When you hear “SEO,” most people think “keywords.” It’s a natural association. After all, people have been using typed words to conduct internet searches since the birth of the internet, and more recently, people are speaking words to conduct their searches. Still, as search technology evolves, keywords (and the other known SEO ranking factors like links and social mentions) are not enough to secure top ranking.
For a HUGE share of internet searches, to get top organic ranking, your site needs to match search intent.
Search Intent Defined
Search intent is what it sounds like—it’s the intent motivating the human user to perform a search.
Search intent has been classified in a number of ways. The categories we think are most useful are:
- Navigational (sometimes called branded searches)—users conducting these searches are trying to get to a specific web location like “Chase credit card login” or “Reebok”.
- Informational—users conducting these searches are looking for information. These types of searches can be further broken down:
- Broad research—searchers are gathering general information on a topic. Many “how to…” and “what is…” searches fit in this category.
- Specific research—searchers are moving closer to making some type of decision, so they are carefully examining their options. Searches for reviews, ratings and comparisons fall into this category.
- Transactional—users conducting these searches are ready to purchase a product or service, so they are looking for platforms that allow them to do that. “Buy…” and “near me” searches are popular transactional search formulas.
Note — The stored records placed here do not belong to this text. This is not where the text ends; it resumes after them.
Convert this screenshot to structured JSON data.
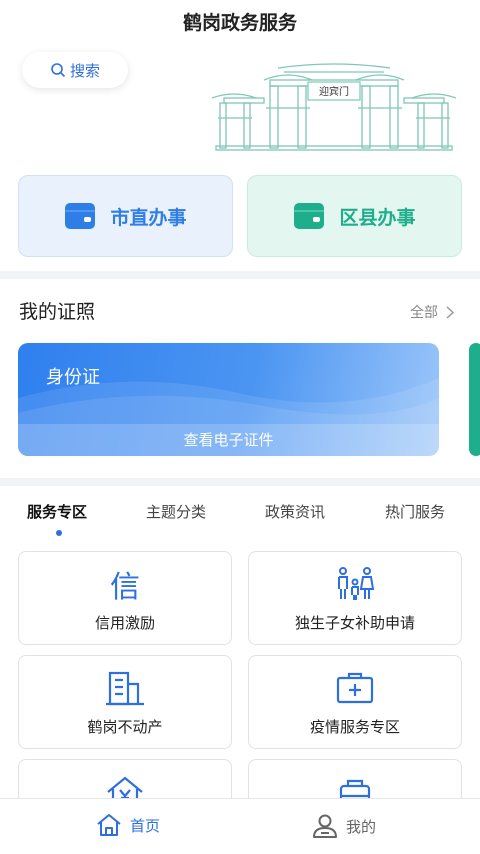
{
  "header": {
    "title": "鹤岗政务服务",
    "search_label": "搜索",
    "gate_sign": "迎宾门"
  },
  "quick_actions": [
    {
      "label": "市直办事",
      "icon": "folder-icon",
      "color": "#2f7de6"
    },
    {
      "label": "区县办事",
      "icon": "folder-icon",
      "color": "#1fae8c"
    }
  ],
  "certificates": {
    "title": "我的证照",
    "all_label": "全部",
    "card": {
      "name": "身份证",
      "action": "查看电子证件"
    }
  },
  "tabs": [
    {
      "label": "服务专区",
      "active": true
    },
    {
      "label": "主题分类",
      "active": false
    },
    {
      "label": "政策资讯",
      "active": false
    },
    {
      "label": "热门服务",
      "active": false
    }
  ],
  "services": [
    {
      "label": "信用激励",
      "icon": "credit-char-icon",
      "glyph": "信"
    },
    {
      "label": "独生子女补助申请",
      "icon": "family-icon"
    },
    {
      "label": "鹤岗不动产",
      "icon": "building-icon"
    },
    {
      "label": "疫情服务专区",
      "icon": "medical-kit-icon"
    },
    {
      "label": "",
      "icon": "house-yuan-icon"
    },
    {
      "label": "",
      "icon": "bag-icon"
    }
  ],
  "bottom_nav": [
    {
      "label": "首页",
      "icon": "home-icon",
      "active": true
    },
    {
      "label": "我的",
      "icon": "user-icon",
      "active": false
    }
  ],
  "colors": {
    "primary": "#2d6fe0",
    "green": "#1fae8c"
  }
}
How to Implement Search Intent
Search engines want to deliver the results that meet their users’ needs. To determine search intent so that results can match it, search engine algorithms now incorporate behavioral analysis and context signals. These highly evolved algorithms are ranking your website, so if you want to appear at the top of organic searches, your content needs to match more than keywords; it needs to match user intent.
How do you do that?
By developing content that anticipates users’ needs and questions and provides the answers. This isn’t done on a single page. It entails developing dozens, maybe even hundreds, of pages or online assets (like downloadable white papers, brochures, infographics, etc.), each created to answer specific user questions.
Here’s just one example to illustrate how you can develop intent-based content:
Say you’re a hot air balloon company. You want to increase awareness and sales of private hot air balloon tours. To use search intent to improve rankings, you:
First, imagine your target audience and what kinds of questions might they have.
If they are completely new to hot ballooning, they might ask or search for:
- Are hot air balloon rides safe?
- What is the history of hot air balloons?
- What are hot air balloons made of?
- What training do hot air balloon pilots need?
- Places to get hot air balloon rides
If they know they want a hot air balloon tour, they might ask:
- How much do hot air balloon tours cost?
- What to wear on a hot air balloon tour
- What to pack for a hot air balloon tour
- How long are hot air balloon tours?
- What will I see on a hot air balloon tour?
- Best hot air balloon rides in Albuquerque
Once you have exhausted all the questions you can think someone might ask, then check to see if your website has pages or assets that answer those questions. If you do, these pages may still need some tweaking to more clearly match a user’s informational or transactional intent.
If your site doesn’t have assets to answer users’ questions, then you will need to create the blogs, pages, infographics, etc. When you craft your content, also make sure that the snippet (meta description) for your page also clearly summarizes the answer the user is seeking. Google and other search engines prefer links with snippets that match user intent without requiring the user to actually follow the link. (Even if the user doesn’t click your link, you still got the visibility, which may be all that’s necessary to make your site the site they search for when they are ready to buy.)
SonicSEO.com clients, of course, already have websites engineered for top search intent performance. Identifying your target market, their primary motivations and ways they may search to fulfill their intent are all part of our process. If your target market expands or shifts, contact us, and we will adapt your content to maintain top search performance.